Over the years, the original simple rule requiring governments to aim for public finances close to balance or in surplus and prohibiting a deficit higher than 3 percent of GDP has become increasingly complex. Countries have, in addition been obliged to adopt national rules compatible with the EU rules.
The supposedly most binding fiscal rules refer to ratios in which the numerator is the government deficit or debt, while the denominator is GDP. The Italian government argues (as do many economists from a broadly Keynesian background) that the boost to the economy from a higher budget deficit in the short-term will improve the denominator, such that the ratio of debt to GDP will fall in the medium term.
By contrast, the orthodox view written into the architecture of economic and monetary union and espoused by the Commission, is that adherence to rules is a necessary condition for economic growth. The success of rule-based austerity policies in Ireland, Portugal and Cyprus is sometimes cited in support of this argument, while the more extreme German ordo-liberals regard it as axiomatic.
But there is growing dissatisfaction among economists about the complexity, intrusiveness and lack of efficacy of rules. Certainly, something is amiss when the manual for implementing the EU’s Stability and Growth Pact has ballooned to some 250 pages in recent years. Mere simplification of rules will not, however, be enough.
Instead, a more extensive rethink is needed, including consideration of the underlying economics. Rules have the double purpose of preventing destabilising policies while also contributing to the coordination of fiscal policies in the interest of effective policy making for the eurozone. However, rules have repeatedly been breached since the establishment of the euro.
As the findings of a recent EU-funded research project show, the search is on for alternative approaches to the governance of budgetary policy. Recent innovations such as the establishment of Independent Fiscal Councils across the EU could be part of the answer.
It may be that the stand-off between the Italian government and the Commission will accelerate change, but don’t hold your breath. In any case, the cloud hanging over the Italian imbroglio is that financial market pressures on Italy may, sooner rather than later, force a climb-down to avert a renewed crisis. As the nineteenth century American essayist Henry David Thoreau put it: “Any fool can make a rule. And any fool will mind it”.

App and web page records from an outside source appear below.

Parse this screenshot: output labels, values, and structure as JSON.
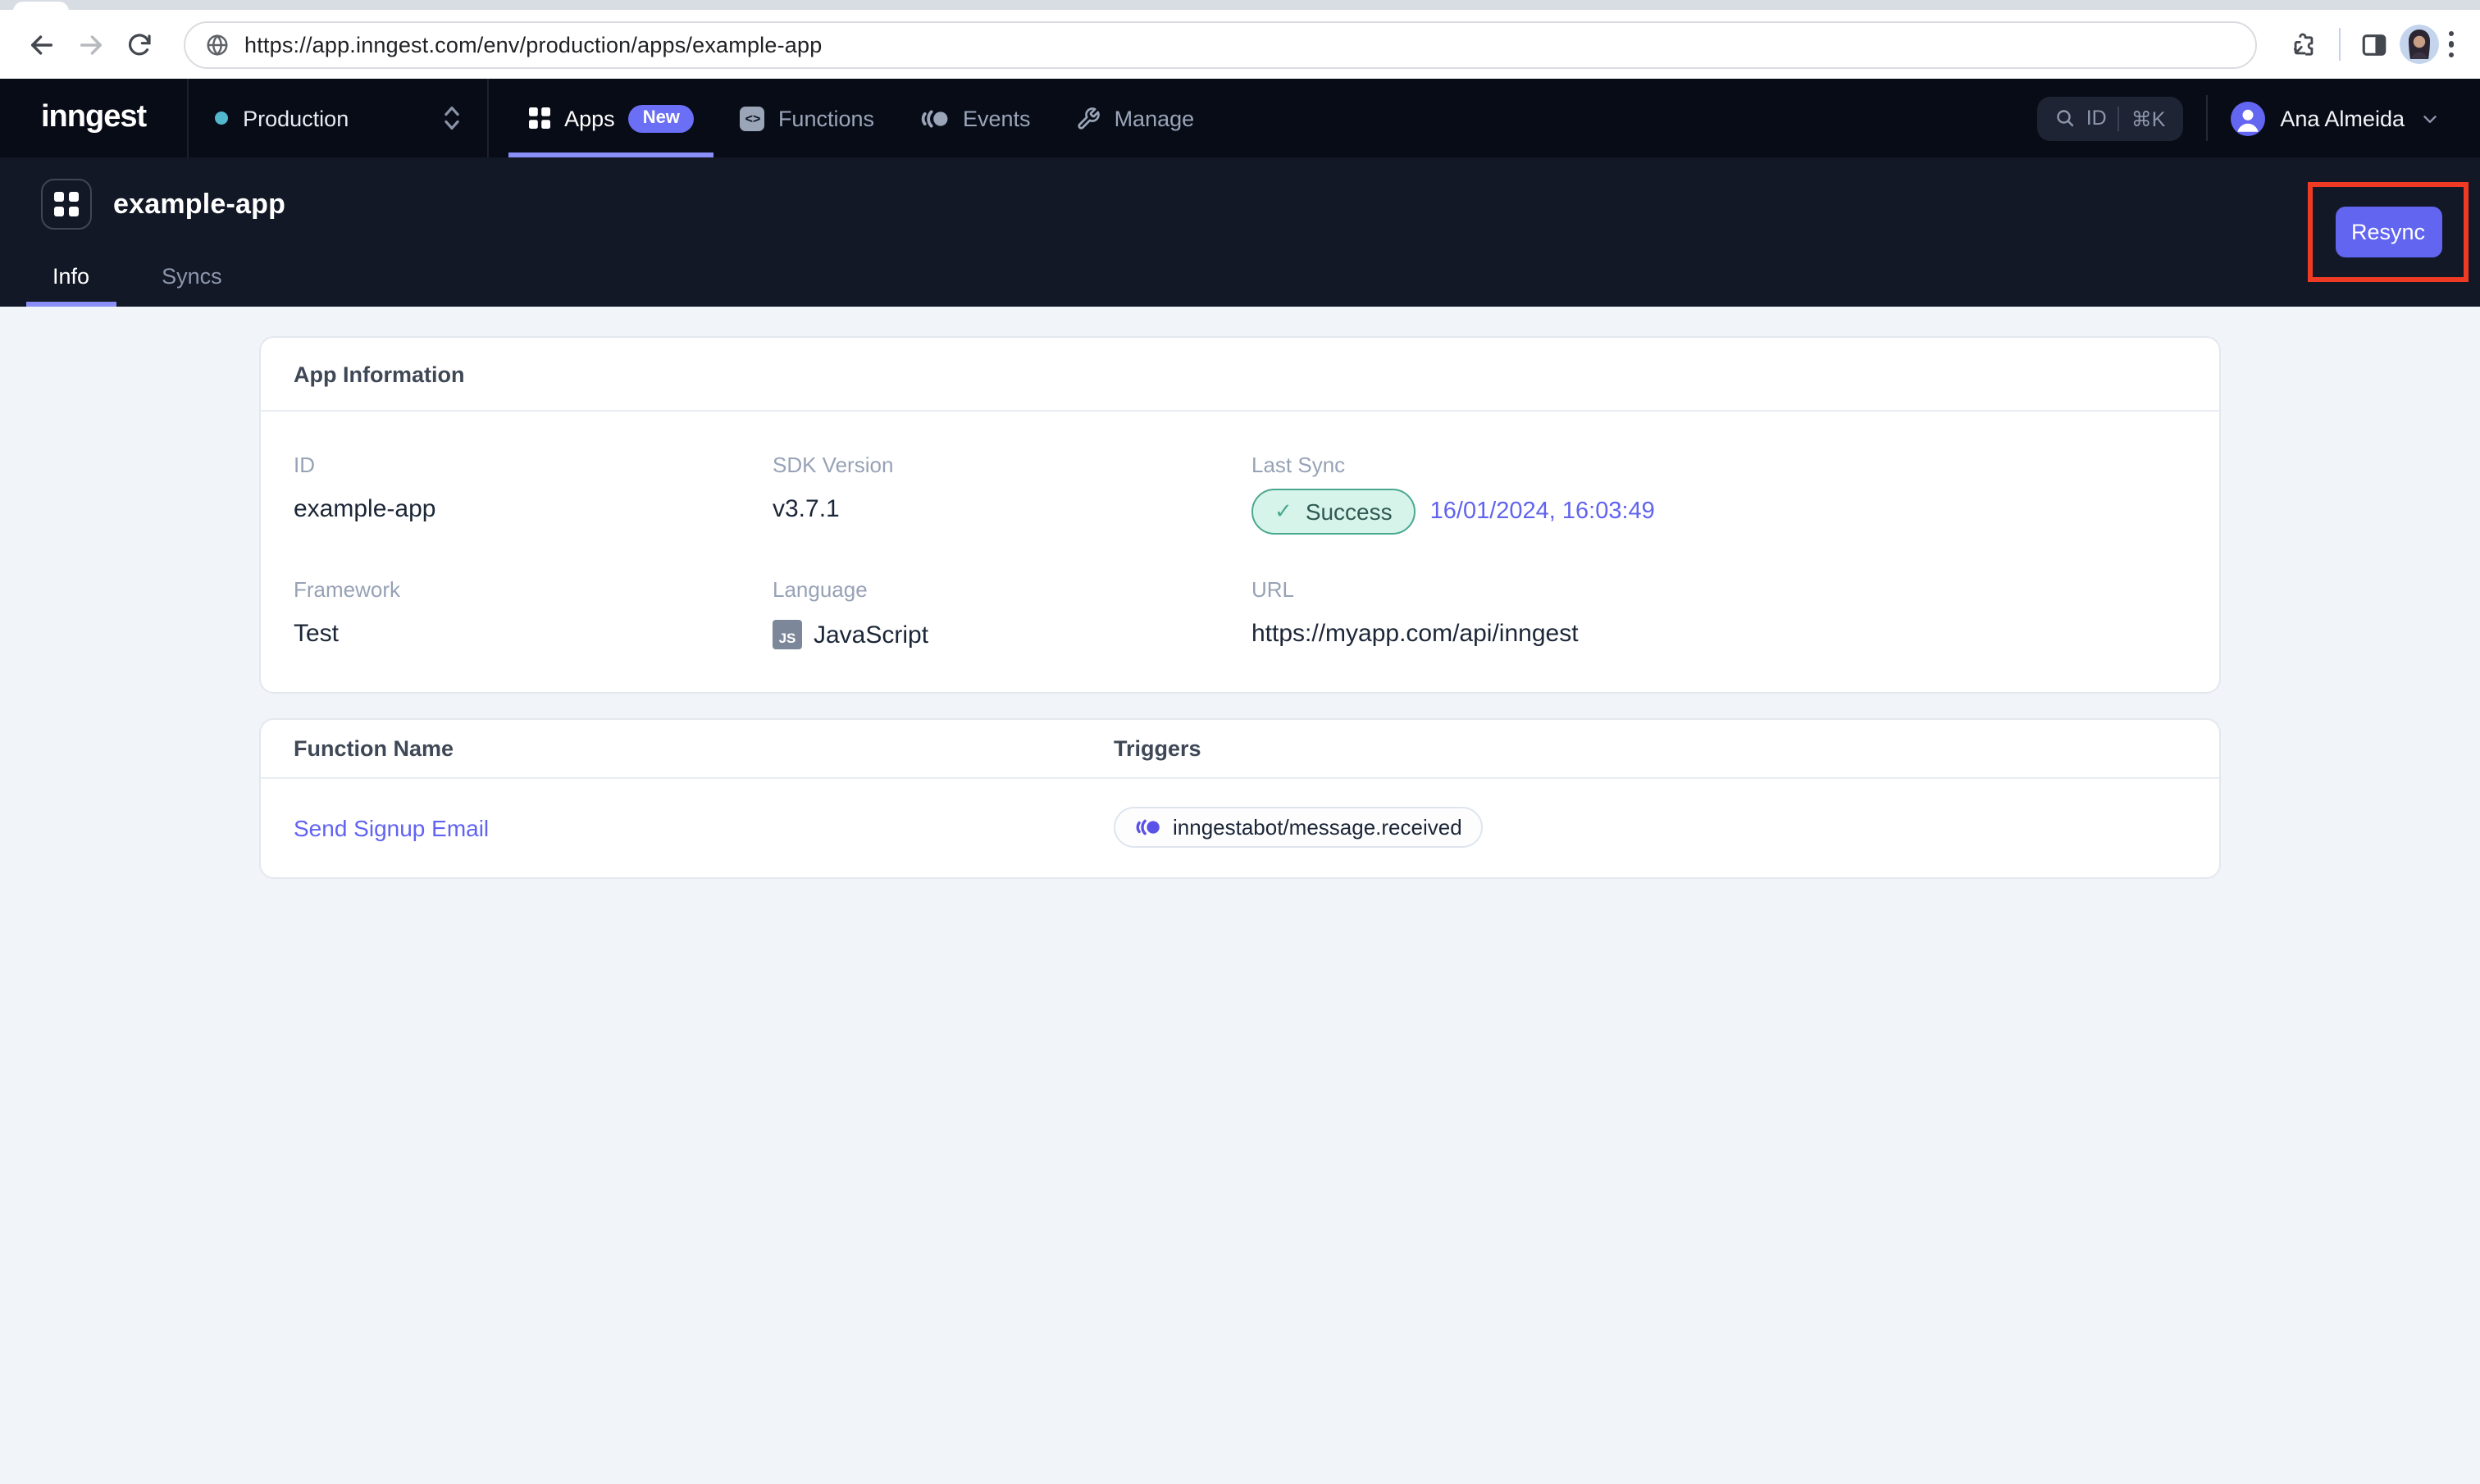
{
  "browser": {
    "url": "https://app.inngest.com/env/production/apps/example-app"
  },
  "navbar": {
    "logo": "inngest",
    "environment": {
      "label": "Production"
    },
    "items": [
      {
        "label": "Apps",
        "badge": "New"
      },
      {
        "label": "Functions"
      },
      {
        "label": "Events"
      },
      {
        "label": "Manage"
      }
    ],
    "search": {
      "label": "ID",
      "shortcut": "⌘K"
    },
    "user": {
      "name": "Ana Almeida"
    }
  },
  "page_header": {
    "title": "example-app",
    "tabs": [
      {
        "label": "Info"
      },
      {
        "label": "Syncs"
      }
    ],
    "resync_label": "Resync"
  },
  "app_info": {
    "title": "App Information",
    "fields": {
      "id": {
        "label": "ID",
        "value": "example-app"
      },
      "sdk_version": {
        "label": "SDK Version",
        "value": "v3.7.1"
      },
      "last_sync": {
        "label": "Last Sync",
        "status": "Success",
        "timestamp": "16/01/2024, 16:03:49"
      },
      "framework": {
        "label": "Framework",
        "value": "Test"
      },
      "language": {
        "label": "Language",
        "badge": "JS",
        "value": "JavaScript"
      },
      "url": {
        "label": "URL",
        "value": "https://myapp.com/api/inngest"
      }
    }
  },
  "functions_table": {
    "headers": {
      "name": "Function Name",
      "triggers": "Triggers"
    },
    "rows": [
      {
        "name": "Send Signup Email",
        "trigger": "inngestabot/message.received"
      }
    ]
  },
  "icons": {
    "functions_glyph": "<>",
    "check": "✓"
  },
  "colors": {
    "accent": "#6366f1",
    "nav_background": "#080c17",
    "header_background": "#131827",
    "success_background": "#d7f4ea",
    "success_border": "#4aa890",
    "success_text": "#2f5a52",
    "timestamp": "#6064ee",
    "annotation_highlight": "#ef3b24",
    "tab_indicator": "#8a8ef8"
  }
}
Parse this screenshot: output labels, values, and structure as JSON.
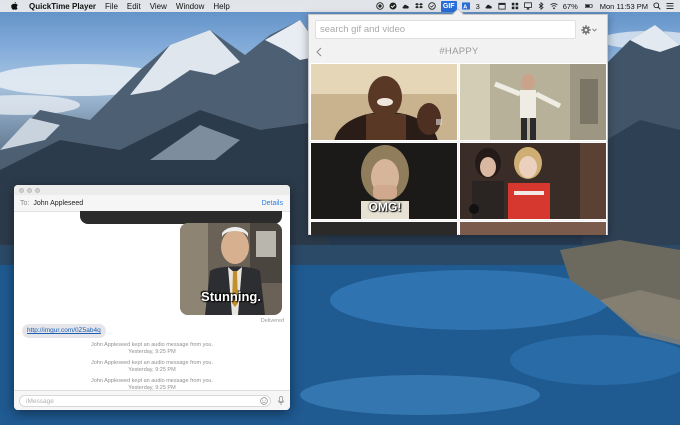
{
  "menubar": {
    "app_name": "QuickTime Player",
    "menus": [
      "File",
      "Edit",
      "View",
      "Window",
      "Help"
    ],
    "status": {
      "gif_label": "GIF",
      "notification_count": "3",
      "battery": "67%",
      "clock": "Mon 11:53 PM"
    }
  },
  "gif_panel": {
    "search_placeholder": "search gif and video",
    "tag": "#HAPPY",
    "caption_omg": "OMG!"
  },
  "messages": {
    "to_label": "To:",
    "recipient": "John Appleseed",
    "details_label": "Details",
    "image_caption": "Stunning.",
    "delivered_label": "Delivered",
    "link_text": "http://imgur.com/0Z5ab4q",
    "audio_notes": [
      {
        "line1": "John Appleseed kept an audio message from you.",
        "line2": "Yesterday, 9:25 PM"
      },
      {
        "line1": "John Appleseed kept an audio message from you.",
        "line2": "Yesterday, 9:25 PM"
      },
      {
        "line1": "John Appleseed kept an audio message from you.",
        "line2": "Yesterday, 9:25 PM"
      }
    ],
    "input_placeholder": "iMessage"
  },
  "colors": {
    "accent_blue": "#2b7de1",
    "gif_badge": "#2a6dd9",
    "bubble_gray": "#e5e5ea"
  }
}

Iain Begg is a Professorial Research Fellow at the European Institute and Co-Director of the Dahrendorf Forum, London School of Economics and Political Science